◆ WORK INSTRUCTIONS: Reproduce every entry in the listing without alteration.

◆ DATA RECORDS:
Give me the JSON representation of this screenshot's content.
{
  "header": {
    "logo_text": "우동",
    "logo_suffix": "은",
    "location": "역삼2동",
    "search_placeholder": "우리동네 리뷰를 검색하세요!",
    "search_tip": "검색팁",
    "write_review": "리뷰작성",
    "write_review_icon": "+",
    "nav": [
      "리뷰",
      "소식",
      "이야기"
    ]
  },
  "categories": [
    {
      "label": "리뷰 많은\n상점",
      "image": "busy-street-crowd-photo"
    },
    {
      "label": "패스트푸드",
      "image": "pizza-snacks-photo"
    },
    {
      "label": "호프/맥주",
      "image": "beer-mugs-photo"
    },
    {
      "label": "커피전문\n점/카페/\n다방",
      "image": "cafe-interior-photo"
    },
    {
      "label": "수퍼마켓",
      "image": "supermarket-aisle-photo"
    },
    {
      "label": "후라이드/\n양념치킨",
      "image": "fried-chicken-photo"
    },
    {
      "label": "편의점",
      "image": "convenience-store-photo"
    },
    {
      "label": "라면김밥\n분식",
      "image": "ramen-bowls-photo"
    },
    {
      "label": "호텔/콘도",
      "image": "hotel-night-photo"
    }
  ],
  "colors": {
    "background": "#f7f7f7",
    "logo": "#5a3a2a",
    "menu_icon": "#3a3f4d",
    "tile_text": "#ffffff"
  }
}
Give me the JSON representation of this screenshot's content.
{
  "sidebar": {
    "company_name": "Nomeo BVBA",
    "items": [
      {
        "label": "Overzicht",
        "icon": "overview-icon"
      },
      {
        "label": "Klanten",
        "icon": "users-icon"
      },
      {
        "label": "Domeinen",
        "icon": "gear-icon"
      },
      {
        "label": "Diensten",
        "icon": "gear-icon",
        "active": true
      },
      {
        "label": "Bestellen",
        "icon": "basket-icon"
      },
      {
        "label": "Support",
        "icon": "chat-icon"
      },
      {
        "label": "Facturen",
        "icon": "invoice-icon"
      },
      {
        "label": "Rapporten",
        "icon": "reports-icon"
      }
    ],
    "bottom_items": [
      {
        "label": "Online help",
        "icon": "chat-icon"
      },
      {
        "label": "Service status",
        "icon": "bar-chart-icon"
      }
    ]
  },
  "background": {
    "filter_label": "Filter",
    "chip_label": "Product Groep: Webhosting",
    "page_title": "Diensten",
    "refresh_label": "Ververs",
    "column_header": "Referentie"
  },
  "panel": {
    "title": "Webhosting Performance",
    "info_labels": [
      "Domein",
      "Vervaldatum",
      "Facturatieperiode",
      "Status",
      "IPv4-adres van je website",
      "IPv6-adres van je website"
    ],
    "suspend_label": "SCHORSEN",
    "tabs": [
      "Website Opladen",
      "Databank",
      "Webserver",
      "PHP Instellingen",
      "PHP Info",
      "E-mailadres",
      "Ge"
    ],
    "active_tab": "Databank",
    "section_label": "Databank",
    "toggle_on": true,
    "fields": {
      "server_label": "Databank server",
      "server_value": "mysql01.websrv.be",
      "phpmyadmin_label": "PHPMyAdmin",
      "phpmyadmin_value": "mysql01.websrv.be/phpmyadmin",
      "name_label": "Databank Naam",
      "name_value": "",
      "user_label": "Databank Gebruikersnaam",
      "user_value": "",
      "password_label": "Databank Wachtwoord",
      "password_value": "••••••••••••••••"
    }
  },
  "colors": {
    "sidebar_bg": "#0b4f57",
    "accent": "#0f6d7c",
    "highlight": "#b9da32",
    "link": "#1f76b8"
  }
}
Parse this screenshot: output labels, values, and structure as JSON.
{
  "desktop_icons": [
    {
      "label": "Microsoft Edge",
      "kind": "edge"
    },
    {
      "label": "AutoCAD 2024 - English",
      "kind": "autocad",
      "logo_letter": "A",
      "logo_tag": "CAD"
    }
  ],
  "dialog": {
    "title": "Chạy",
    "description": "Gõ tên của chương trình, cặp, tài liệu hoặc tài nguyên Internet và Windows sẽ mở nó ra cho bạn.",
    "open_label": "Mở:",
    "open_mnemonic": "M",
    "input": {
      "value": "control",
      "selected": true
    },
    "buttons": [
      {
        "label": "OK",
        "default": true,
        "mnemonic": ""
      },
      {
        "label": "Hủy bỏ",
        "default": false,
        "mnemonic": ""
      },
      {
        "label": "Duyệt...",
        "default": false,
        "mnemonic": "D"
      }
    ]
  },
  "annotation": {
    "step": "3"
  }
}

◆ FINAL ANSWER:
Give me the JSON representation of this screenshot's content.
{
  "header": {
    "logo_text": "우동",
    "logo_suffix": "은",
    "location": "역삼2동",
    "search_placeholder": "우리동네 리뷰를 검색하세요!",
    "search_tip": "검색팁",
    "write_review": "리뷰작성",
    "write_review_icon": "+",
    "nav": [
      "리뷰",
      "소식",
      "이야기"
    ]
  },
  "categories": [
    {
      "label": "리뷰 많은\n상점",
      "image": "busy-street-crowd-photo"
    },
    {
      "label": "패스트푸드",
      "image": "pizza-snacks-photo"
    },
    {
      "label": "호프/맥주",
      "image": "beer-mugs-photo"
    },
    {
      "label": "커피전문\n점/카페/\n다방",
      "image": "cafe-interior-photo"
    },
    {
      "label": "수퍼마켓",
      "image": "supermarket-aisle-photo"
    },
    {
      "label": "후라이드/\n양념치킨",
      "image": "fried-chicken-photo"
    },
    {
      "label": "편의점",
      "image": "convenience-store-photo"
    },
    {
      "label": "라면김밥\n분식",
      "image": "ramen-bowls-photo"
    },
    {
      "label": "호텔/콘도",
      "image": "hotel-night-photo"
    }
  ],
  "colors": {
    "background": "#f7f7f7",
    "logo": "#5a3a2a",
    "menu_icon": "#3a3f4d",
    "tile_text": "#ffffff"
  }
}
Give me the JSON representation of this screenshot's content.
{
  "sidebar": {
    "company_name": "Nomeo BVBA",
    "items": [
      {
        "label": "Overzicht",
        "icon": "overview-icon"
      },
      {
        "label": "Klanten",
        "icon": "users-icon"
      },
      {
        "label": "Domeinen",
        "icon": "gear-icon"
      },
      {
        "label": "Diensten",
        "icon": "gear-icon",
        "active": true
      },
      {
        "label": "Bestellen",
        "icon": "basket-icon"
      },
      {
        "label": "Support",
        "icon": "chat-icon"
      },
      {
        "label": "Facturen",
        "icon": "invoice-icon"
      },
      {
        "label": "Rapporten",
        "icon": "reports-icon"
      }
    ],
    "bottom_items": [
      {
        "label": "Online help",
        "icon": "chat-icon"
      },
      {
        "label": "Service status",
        "icon": "bar-chart-icon"
      }
    ]
  },
  "background": {
    "filter_label": "Filter",
    "chip_label": "Product Groep: Webhosting",
    "page_title": "Diensten",
    "refresh_label": "Ververs",
    "column_header": "Referentie"
  },
  "panel": {
    "title": "Webhosting Performance",
    "info_labels": [
      "Domein",
      "Vervaldatum",
      "Facturatieperiode",
      "Status",
      "IPv4-adres van je website",
      "IPv6-adres van je website"
    ],
    "suspend_label": "SCHORSEN",
    "tabs": [
      "Website Opladen",
      "Databank",
      "Webserver",
      "PHP Instellingen",
      "PHP Info",
      "E-mailadres",
      "Ge"
    ],
    "active_tab": "Databank",
    "section_label": "Databank",
    "toggle_on": true,
    "fields": {
      "server_label": "Databank server",
      "server_value": "mysql01.websrv.be",
      "phpmyadmin_label": "PHPMyAdmin",
      "phpmyadmin_value": "mysql01.websrv.be/phpmyadmin",
      "name_label": "Databank Naam",
      "name_value": "",
      "user_label": "Databank Gebruikersnaam",
      "user_value": "",
      "password_label": "Databank Wachtwoord",
      "password_value": "••••••••••••••••"
    }
  },
  "colors": {
    "sidebar_bg": "#0b4f57",
    "accent": "#0f6d7c",
    "highlight": "#b9da32",
    "link": "#1f76b8"
  }
}
Parse this screenshot: output labels, values, and structure as JSON.
{
  "desktop_icons": [
    {
      "label": "Microsoft Edge",
      "kind": "edge"
    },
    {
      "label": "AutoCAD 2024 - English",
      "kind": "autocad",
      "logo_letter": "A",
      "logo_tag": "CAD"
    }
  ],
  "dialog": {
    "title": "Chạy",
    "description": "Gõ tên của chương trình, cặp, tài liệu hoặc tài nguyên Internet và Windows sẽ mở nó ra cho bạn.",
    "open_label": "Mở:",
    "open_mnemonic": "M",
    "input": {
      "value": "control",
      "selected": true
    },
    "buttons": [
      {
        "label": "OK",
        "default": true,
        "mnemonic": ""
      },
      {
        "label": "Hủy bỏ",
        "default": false,
        "mnemonic": ""
      },
      {
        "label": "Duyệt...",
        "default": false,
        "mnemonic": "D"
      }
    ]
  },
  "annotation": {
    "step": "3"
  }
}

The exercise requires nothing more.